Please return each entry that follows exactly as given, but without pictures.

DATA —
-*-

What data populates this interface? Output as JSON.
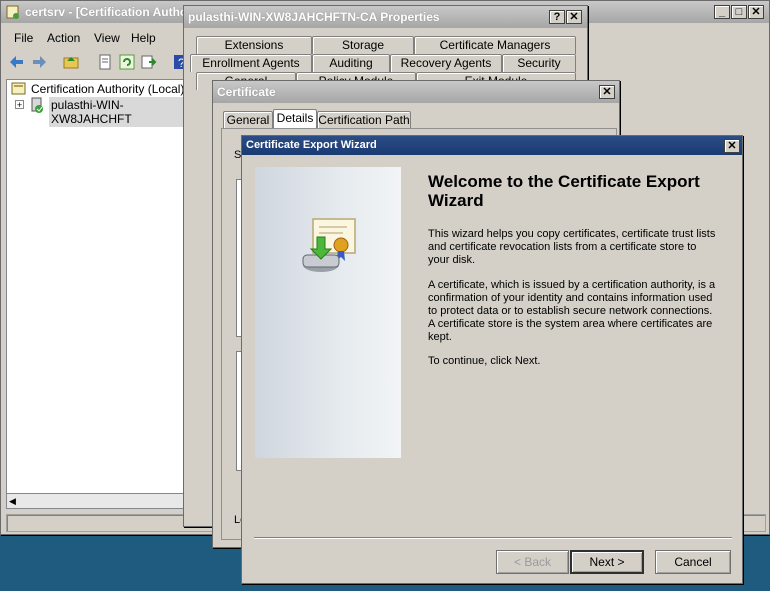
{
  "certsrv": {
    "title": "certsrv - [Certification Autho",
    "menu": [
      "File",
      "Action",
      "View",
      "Help"
    ],
    "tree_root": "Certification Authority (Local)",
    "tree_child": "pulasthi-WIN-XW8JAHCHFT"
  },
  "props": {
    "title": "pulasthi-WIN-XW8JAHCHFTN-CA Properties",
    "tabs_row1": [
      "Extensions",
      "Storage",
      "Certificate Managers"
    ],
    "tabs_row2": [
      "Enrollment Agents",
      "Auditing",
      "Recovery Agents",
      "Security"
    ],
    "tabs_row3": [
      "General",
      "Policy Module",
      "Exit Module"
    ]
  },
  "cert": {
    "title": "Certificate",
    "tabs": [
      "General",
      "Details",
      "Certification Path"
    ],
    "partial_label_1": "Sh",
    "partial_label_2": "Le"
  },
  "wizard": {
    "title": "Certificate Export Wizard",
    "heading": "Welcome to the Certificate Export Wizard",
    "para1": "This wizard helps you copy certificates, certificate trust lists and certificate revocation lists from a certificate store to your disk.",
    "para2": "A certificate, which is issued by a certification authority, is a confirmation of your identity and contains information used to protect data or to establish secure network connections. A certificate store is the system area where certificates are kept.",
    "para3": "To continue, click Next.",
    "back_label": "< Back",
    "next_label": "Next >",
    "cancel_label": "Cancel"
  },
  "colors": {
    "desktop": "#1f5b7e",
    "title_active": "#1a3a73",
    "dialog_bg": "#d4d0c8"
  }
}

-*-

REPLY —
What data populates this interface? Output as JSON.
{
  "certsrv": {
    "title": "certsrv - [Certification Autho",
    "menu": [
      "File",
      "Action",
      "View",
      "Help"
    ],
    "tree_root": "Certification Authority (Local)",
    "tree_child": "pulasthi-WIN-XW8JAHCHFT"
  },
  "props": {
    "title": "pulasthi-WIN-XW8JAHCHFTN-CA Properties",
    "tabs_row1": [
      "Extensions",
      "Storage",
      "Certificate Managers"
    ],
    "tabs_row2": [
      "Enrollment Agents",
      "Auditing",
      "Recovery Agents",
      "Security"
    ],
    "tabs_row3": [
      "General",
      "Policy Module",
      "Exit Module"
    ]
  },
  "cert": {
    "title": "Certificate",
    "tabs": [
      "General",
      "Details",
      "Certification Path"
    ],
    "partial_label_1": "Sh",
    "partial_label_2": "Le"
  },
  "wizard": {
    "title": "Certificate Export Wizard",
    "heading": "Welcome to the Certificate Export Wizard",
    "para1": "This wizard helps you copy certificates, certificate trust lists and certificate revocation lists from a certificate store to your disk.",
    "para2": "A certificate, which is issued by a certification authority, is a confirmation of your identity and contains information used to protect data or to establish secure network connections. A certificate store is the system area where certificates are kept.",
    "para3": "To continue, click Next.",
    "back_label": "< Back",
    "next_label": "Next >",
    "cancel_label": "Cancel"
  },
  "colors": {
    "desktop": "#1f5b7e",
    "title_active": "#1a3a73",
    "dialog_bg": "#d4d0c8"
  }
}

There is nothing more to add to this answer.